Work order — Search the material for the string "price", then show every line where it turns up.
-------- Source data --------
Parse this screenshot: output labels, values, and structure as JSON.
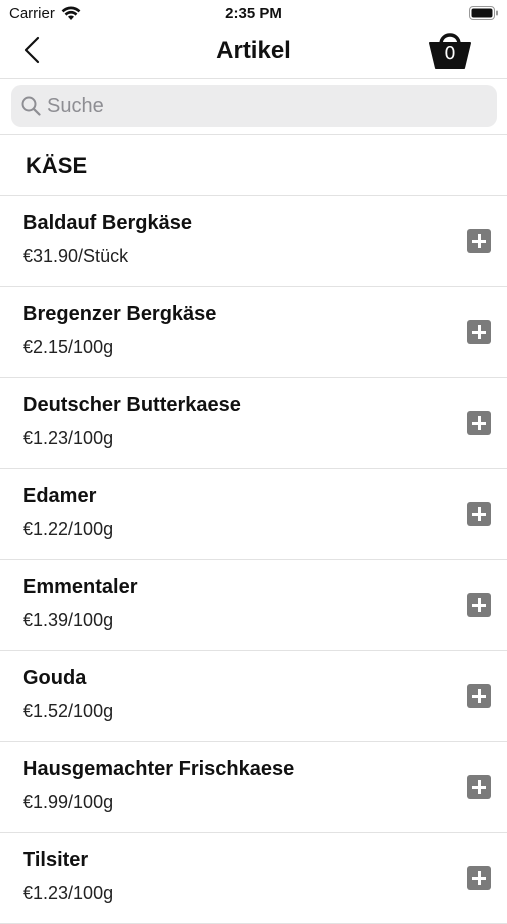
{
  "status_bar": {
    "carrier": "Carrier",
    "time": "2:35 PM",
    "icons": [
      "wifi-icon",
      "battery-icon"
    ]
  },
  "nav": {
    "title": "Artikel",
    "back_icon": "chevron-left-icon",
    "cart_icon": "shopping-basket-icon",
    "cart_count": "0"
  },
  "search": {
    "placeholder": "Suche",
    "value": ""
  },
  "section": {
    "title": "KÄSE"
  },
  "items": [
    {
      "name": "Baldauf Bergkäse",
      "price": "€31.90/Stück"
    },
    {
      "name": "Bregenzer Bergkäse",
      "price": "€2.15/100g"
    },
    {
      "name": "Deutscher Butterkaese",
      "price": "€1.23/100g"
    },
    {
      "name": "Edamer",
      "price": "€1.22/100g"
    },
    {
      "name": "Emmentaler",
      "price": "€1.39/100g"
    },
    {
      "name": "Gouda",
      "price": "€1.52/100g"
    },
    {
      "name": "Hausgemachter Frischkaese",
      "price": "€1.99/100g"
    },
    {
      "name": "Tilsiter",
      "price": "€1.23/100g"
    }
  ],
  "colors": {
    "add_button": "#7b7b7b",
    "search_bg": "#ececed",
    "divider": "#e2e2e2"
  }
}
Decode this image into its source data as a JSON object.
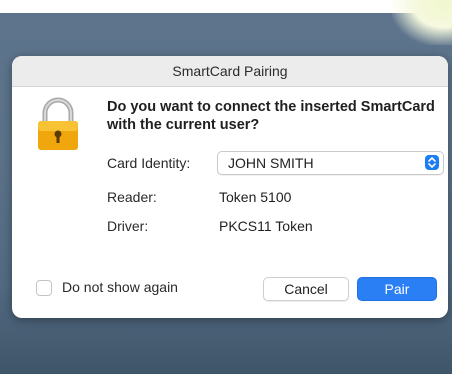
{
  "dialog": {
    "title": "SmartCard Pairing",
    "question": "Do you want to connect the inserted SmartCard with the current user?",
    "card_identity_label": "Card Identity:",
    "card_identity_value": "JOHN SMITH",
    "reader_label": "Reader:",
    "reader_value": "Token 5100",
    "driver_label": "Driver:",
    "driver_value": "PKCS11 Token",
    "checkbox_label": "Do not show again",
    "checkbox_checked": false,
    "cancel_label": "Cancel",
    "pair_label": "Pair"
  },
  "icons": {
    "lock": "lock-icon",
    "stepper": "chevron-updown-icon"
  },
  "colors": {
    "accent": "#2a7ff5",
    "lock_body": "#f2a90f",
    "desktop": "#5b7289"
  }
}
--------
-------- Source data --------
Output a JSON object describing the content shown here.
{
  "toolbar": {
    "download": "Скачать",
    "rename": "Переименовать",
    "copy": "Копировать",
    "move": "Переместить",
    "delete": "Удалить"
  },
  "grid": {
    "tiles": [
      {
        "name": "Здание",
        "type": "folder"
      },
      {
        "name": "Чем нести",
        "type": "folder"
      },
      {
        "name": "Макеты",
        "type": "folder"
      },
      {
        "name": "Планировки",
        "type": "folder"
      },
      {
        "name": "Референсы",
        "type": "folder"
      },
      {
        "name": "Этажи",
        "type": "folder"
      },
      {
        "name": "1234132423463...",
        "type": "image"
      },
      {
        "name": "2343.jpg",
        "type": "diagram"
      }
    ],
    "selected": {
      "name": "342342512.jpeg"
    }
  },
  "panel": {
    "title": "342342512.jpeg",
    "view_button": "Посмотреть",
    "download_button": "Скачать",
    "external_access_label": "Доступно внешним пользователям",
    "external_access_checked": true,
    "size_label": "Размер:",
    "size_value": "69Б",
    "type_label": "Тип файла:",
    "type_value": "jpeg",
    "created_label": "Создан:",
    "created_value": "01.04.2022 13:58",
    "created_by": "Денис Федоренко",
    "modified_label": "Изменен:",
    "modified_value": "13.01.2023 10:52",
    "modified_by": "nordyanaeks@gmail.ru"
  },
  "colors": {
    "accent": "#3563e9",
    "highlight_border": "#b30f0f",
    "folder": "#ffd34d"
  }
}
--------
Written solution —
      "price": "€31.90/Stück"
      "price": "€2.15/100g"
      "price": "€1.23/100g"
      "price": "€1.22/100g"
      "price": "€1.39/100g"
      "price": "€1.52/100g"
      "price": "€1.99/100g"
      "price": "€1.23/100g"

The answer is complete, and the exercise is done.